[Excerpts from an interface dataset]
┄┄┄┄┄┄┄┄┄┄
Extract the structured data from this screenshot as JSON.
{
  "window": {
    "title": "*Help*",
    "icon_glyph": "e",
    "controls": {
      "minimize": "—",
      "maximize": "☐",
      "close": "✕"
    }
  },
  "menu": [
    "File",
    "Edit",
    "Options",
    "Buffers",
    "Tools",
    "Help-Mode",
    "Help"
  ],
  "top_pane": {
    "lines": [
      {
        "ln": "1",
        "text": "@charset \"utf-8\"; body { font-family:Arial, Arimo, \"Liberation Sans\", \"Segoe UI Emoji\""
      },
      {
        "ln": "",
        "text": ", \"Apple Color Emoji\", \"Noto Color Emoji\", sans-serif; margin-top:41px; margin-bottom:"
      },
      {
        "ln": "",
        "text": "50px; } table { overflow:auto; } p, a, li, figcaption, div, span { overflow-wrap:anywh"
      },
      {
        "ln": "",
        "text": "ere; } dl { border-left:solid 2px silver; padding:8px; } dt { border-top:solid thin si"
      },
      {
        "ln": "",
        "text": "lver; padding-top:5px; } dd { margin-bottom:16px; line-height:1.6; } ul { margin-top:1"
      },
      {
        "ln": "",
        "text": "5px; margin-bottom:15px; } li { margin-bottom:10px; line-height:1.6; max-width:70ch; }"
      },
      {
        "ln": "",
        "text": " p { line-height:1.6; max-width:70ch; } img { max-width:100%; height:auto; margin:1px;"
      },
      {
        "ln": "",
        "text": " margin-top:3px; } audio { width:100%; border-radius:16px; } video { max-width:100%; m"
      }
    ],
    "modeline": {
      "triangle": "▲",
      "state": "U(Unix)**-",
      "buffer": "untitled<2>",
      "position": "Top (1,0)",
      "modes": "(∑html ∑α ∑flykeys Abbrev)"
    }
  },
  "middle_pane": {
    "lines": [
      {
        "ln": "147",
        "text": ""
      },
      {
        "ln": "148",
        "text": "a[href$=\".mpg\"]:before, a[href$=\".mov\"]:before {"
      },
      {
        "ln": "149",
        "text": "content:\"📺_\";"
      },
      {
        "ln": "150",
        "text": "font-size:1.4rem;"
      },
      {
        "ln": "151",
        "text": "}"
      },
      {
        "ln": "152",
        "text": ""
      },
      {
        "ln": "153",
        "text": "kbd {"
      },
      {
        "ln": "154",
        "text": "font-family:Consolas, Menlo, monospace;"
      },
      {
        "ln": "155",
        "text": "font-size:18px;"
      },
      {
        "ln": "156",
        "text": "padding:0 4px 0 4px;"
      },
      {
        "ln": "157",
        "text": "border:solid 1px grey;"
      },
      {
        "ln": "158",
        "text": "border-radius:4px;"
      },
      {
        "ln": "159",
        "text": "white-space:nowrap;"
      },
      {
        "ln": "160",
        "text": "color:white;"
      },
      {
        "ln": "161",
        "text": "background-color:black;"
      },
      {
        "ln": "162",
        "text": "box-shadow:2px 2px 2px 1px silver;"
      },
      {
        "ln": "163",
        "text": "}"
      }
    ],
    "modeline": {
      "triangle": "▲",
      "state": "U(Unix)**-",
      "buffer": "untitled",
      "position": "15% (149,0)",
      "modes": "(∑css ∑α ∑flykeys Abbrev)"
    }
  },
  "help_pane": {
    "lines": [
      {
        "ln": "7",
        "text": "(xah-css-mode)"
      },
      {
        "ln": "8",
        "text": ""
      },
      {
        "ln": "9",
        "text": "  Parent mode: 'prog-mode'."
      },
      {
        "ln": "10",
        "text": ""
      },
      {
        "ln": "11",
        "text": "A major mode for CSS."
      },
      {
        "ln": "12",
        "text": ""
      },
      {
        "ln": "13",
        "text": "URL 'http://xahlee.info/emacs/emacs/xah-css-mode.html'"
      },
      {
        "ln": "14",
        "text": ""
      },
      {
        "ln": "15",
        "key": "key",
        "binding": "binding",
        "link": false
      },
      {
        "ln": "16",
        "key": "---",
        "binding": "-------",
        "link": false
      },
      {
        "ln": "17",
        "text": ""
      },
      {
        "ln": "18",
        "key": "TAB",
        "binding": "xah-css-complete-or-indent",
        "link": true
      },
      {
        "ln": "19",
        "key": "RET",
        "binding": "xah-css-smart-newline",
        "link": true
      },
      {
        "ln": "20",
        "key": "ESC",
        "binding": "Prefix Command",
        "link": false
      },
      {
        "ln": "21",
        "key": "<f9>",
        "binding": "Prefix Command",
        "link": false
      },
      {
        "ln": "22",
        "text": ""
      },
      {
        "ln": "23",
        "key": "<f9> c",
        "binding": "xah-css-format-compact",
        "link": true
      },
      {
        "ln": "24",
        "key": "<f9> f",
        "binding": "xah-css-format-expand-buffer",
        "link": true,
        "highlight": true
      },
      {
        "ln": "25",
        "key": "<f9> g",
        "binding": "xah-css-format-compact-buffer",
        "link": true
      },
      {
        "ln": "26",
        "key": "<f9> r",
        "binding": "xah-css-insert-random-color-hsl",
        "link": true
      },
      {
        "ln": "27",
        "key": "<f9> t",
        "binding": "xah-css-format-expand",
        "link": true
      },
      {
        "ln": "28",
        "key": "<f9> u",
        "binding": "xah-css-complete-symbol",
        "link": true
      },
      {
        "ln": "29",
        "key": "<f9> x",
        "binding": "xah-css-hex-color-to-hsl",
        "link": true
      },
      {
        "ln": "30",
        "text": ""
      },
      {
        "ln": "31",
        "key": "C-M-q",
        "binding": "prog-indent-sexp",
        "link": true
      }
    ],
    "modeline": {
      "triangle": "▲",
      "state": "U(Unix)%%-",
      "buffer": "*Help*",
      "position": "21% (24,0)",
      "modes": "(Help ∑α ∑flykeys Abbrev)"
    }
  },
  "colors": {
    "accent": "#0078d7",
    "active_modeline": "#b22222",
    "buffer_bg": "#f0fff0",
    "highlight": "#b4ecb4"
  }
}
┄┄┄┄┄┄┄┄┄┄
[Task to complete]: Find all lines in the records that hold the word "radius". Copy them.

[Your solution]:
        "text": " margin-top:3px; } audio { width:100%; border-radius:16px; } video { max-width:100%; m"
        "text": "border-radius:4px;"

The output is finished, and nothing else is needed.